Without changing a character, output all of the records.

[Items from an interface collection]

★ ★ ★ ★

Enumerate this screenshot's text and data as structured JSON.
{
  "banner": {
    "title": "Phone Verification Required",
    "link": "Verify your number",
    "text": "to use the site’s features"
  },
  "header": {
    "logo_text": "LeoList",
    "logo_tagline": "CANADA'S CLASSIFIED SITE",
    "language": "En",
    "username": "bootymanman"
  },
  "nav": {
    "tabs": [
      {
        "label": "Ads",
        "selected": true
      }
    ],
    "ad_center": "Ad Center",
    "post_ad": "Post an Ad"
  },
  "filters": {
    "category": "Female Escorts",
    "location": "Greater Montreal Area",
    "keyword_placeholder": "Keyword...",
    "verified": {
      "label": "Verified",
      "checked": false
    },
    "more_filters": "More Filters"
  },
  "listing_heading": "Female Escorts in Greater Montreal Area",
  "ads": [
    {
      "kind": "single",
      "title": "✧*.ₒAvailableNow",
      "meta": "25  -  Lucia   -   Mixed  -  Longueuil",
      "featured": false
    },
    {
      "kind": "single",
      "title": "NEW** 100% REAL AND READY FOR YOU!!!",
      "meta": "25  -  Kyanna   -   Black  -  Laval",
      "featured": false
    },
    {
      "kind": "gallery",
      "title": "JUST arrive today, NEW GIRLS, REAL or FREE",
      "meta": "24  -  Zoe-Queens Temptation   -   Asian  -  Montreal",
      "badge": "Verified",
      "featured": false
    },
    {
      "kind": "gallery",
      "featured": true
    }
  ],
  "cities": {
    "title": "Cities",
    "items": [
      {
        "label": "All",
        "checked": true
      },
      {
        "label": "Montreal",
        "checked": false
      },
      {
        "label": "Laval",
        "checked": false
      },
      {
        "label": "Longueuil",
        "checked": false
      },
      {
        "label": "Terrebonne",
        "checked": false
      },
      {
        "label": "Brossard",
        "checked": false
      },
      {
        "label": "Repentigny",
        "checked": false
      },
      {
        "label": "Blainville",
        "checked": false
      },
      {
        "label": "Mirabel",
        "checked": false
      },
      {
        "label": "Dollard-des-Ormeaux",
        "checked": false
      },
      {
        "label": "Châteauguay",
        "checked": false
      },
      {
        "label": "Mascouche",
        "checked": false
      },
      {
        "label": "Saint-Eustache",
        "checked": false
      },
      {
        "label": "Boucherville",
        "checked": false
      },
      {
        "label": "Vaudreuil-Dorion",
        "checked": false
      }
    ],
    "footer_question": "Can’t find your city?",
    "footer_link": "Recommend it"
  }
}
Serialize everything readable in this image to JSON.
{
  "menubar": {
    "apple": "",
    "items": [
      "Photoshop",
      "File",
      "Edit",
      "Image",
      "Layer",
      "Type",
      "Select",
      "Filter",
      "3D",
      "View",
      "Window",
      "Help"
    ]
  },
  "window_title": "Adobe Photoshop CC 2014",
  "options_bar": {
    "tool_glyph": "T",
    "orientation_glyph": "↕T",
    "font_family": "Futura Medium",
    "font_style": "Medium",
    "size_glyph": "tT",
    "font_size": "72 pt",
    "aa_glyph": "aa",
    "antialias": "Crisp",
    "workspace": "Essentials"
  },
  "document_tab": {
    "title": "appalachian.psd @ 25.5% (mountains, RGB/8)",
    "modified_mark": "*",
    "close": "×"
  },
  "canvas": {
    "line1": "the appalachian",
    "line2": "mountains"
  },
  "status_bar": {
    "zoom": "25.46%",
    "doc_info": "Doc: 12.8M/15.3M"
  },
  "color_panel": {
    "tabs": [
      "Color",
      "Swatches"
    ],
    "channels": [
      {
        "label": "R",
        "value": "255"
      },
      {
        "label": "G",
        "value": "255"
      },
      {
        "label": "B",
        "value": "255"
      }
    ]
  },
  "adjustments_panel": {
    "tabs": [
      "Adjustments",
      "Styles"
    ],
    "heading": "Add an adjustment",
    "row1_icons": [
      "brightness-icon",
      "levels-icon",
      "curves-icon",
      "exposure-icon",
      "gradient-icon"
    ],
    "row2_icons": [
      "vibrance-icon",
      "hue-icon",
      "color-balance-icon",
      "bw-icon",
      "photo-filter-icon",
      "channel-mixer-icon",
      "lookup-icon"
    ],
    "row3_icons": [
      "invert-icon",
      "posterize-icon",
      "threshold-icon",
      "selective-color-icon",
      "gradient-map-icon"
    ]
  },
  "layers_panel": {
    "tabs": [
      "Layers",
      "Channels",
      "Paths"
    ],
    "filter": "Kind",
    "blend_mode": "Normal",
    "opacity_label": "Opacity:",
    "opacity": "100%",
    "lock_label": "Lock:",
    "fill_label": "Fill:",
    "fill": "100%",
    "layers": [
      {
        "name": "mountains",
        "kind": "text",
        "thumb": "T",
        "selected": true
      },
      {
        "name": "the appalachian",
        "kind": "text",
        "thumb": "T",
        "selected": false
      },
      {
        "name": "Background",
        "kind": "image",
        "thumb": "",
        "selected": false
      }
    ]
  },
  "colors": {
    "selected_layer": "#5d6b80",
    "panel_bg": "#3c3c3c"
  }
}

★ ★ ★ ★

Answer to this task
Enumerate this screenshot's text and data as structured JSON.
{
  "banner": {
    "title": "Phone Verification Required",
    "link": "Verify your number",
    "text": "to use the site’s features"
  },
  "header": {
    "logo_text": "LeoList",
    "logo_tagline": "CANADA'S CLASSIFIED SITE",
    "language": "En",
    "username": "bootymanman"
  },
  "nav": {
    "tabs": [
      {
        "label": "Ads",
        "selected": true
      }
    ],
    "ad_center": "Ad Center",
    "post_ad": "Post an Ad"
  },
  "filters": {
    "category": "Female Escorts",
    "location": "Greater Montreal Area",
    "keyword_placeholder": "Keyword...",
    "verified": {
      "label": "Verified",
      "checked": false
    },
    "more_filters": "More Filters"
  },
  "listing_heading": "Female Escorts in Greater Montreal Area",
  "ads": [
    {
      "kind": "single",
      "title": "✧*.ₒAvailableNow",
      "meta": "25  -  Lucia   -   Mixed  -  Longueuil",
      "featured": false
    },
    {
      "kind": "single",
      "title": "NEW** 100% REAL AND READY FOR YOU!!!",
      "meta": "25  -  Kyanna   -   Black  -  Laval",
      "featured": false
    },
    {
      "kind": "gallery",
      "title": "JUST arrive today, NEW GIRLS, REAL or FREE",
      "meta": "24  -  Zoe-Queens Temptation   -   Asian  -  Montreal",
      "badge": "Verified",
      "featured": false
    },
    {
      "kind": "gallery",
      "featured": true
    }
  ],
  "cities": {
    "title": "Cities",
    "items": [
      {
        "label": "All",
        "checked": true
      },
      {
        "label": "Montreal",
        "checked": false
      },
      {
        "label": "Laval",
        "checked": false
      },
      {
        "label": "Longueuil",
        "checked": false
      },
      {
        "label": "Terrebonne",
        "checked": false
      },
      {
        "label": "Brossard",
        "checked": false
      },
      {
        "label": "Repentigny",
        "checked": false
      },
      {
        "label": "Blainville",
        "checked": false
      },
      {
        "label": "Mirabel",
        "checked": false
      },
      {
        "label": "Dollard-des-Ormeaux",
        "checked": false
      },
      {
        "label": "Châteauguay",
        "checked": false
      },
      {
        "label": "Mascouche",
        "checked": false
      },
      {
        "label": "Saint-Eustache",
        "checked": false
      },
      {
        "label": "Boucherville",
        "checked": false
      },
      {
        "label": "Vaudreuil-Dorion",
        "checked": false
      }
    ],
    "footer_question": "Can’t find your city?",
    "footer_link": "Recommend it"
  }
}
Serialize everything readable in this image to JSON.
{
  "menubar": {
    "apple": "",
    "items": [
      "Photoshop",
      "File",
      "Edit",
      "Image",
      "Layer",
      "Type",
      "Select",
      "Filter",
      "3D",
      "View",
      "Window",
      "Help"
    ]
  },
  "window_title": "Adobe Photoshop CC 2014",
  "options_bar": {
    "tool_glyph": "T",
    "orientation_glyph": "↕T",
    "font_family": "Futura Medium",
    "font_style": "Medium",
    "size_glyph": "tT",
    "font_size": "72 pt",
    "aa_glyph": "aa",
    "antialias": "Crisp",
    "workspace": "Essentials"
  },
  "document_tab": {
    "title": "appalachian.psd @ 25.5% (mountains, RGB/8)",
    "modified_mark": "*",
    "close": "×"
  },
  "canvas": {
    "line1": "the appalachian",
    "line2": "mountains"
  },
  "status_bar": {
    "zoom": "25.46%",
    "doc_info": "Doc: 12.8M/15.3M"
  },
  "color_panel": {
    "tabs": [
      "Color",
      "Swatches"
    ],
    "channels": [
      {
        "label": "R",
        "value": "255"
      },
      {
        "label": "G",
        "value": "255"
      },
      {
        "label": "B",
        "value": "255"
      }
    ]
  },
  "adjustments_panel": {
    "tabs": [
      "Adjustments",
      "Styles"
    ],
    "heading": "Add an adjustment",
    "row1_icons": [
      "brightness-icon",
      "levels-icon",
      "curves-icon",
      "exposure-icon",
      "gradient-icon"
    ],
    "row2_icons": [
      "vibrance-icon",
      "hue-icon",
      "color-balance-icon",
      "bw-icon",
      "photo-filter-icon",
      "channel-mixer-icon",
      "lookup-icon"
    ],
    "row3_icons": [
      "invert-icon",
      "posterize-icon",
      "threshold-icon",
      "selective-color-icon",
      "gradient-map-icon"
    ]
  },
  "layers_panel": {
    "tabs": [
      "Layers",
      "Channels",
      "Paths"
    ],
    "filter": "Kind",
    "blend_mode": "Normal",
    "opacity_label": "Opacity:",
    "opacity": "100%",
    "lock_label": "Lock:",
    "fill_label": "Fill:",
    "fill": "100%",
    "layers": [
      {
        "name": "mountains",
        "kind": "text",
        "thumb": "T",
        "selected": true
      },
      {
        "name": "the appalachian",
        "kind": "text",
        "thumb": "T",
        "selected": false
      },
      {
        "name": "Background",
        "kind": "image",
        "thumb": "",
        "selected": false
      }
    ]
  },
  "colors": {
    "selected_layer": "#5d6b80",
    "panel_bg": "#3c3c3c"
  }
}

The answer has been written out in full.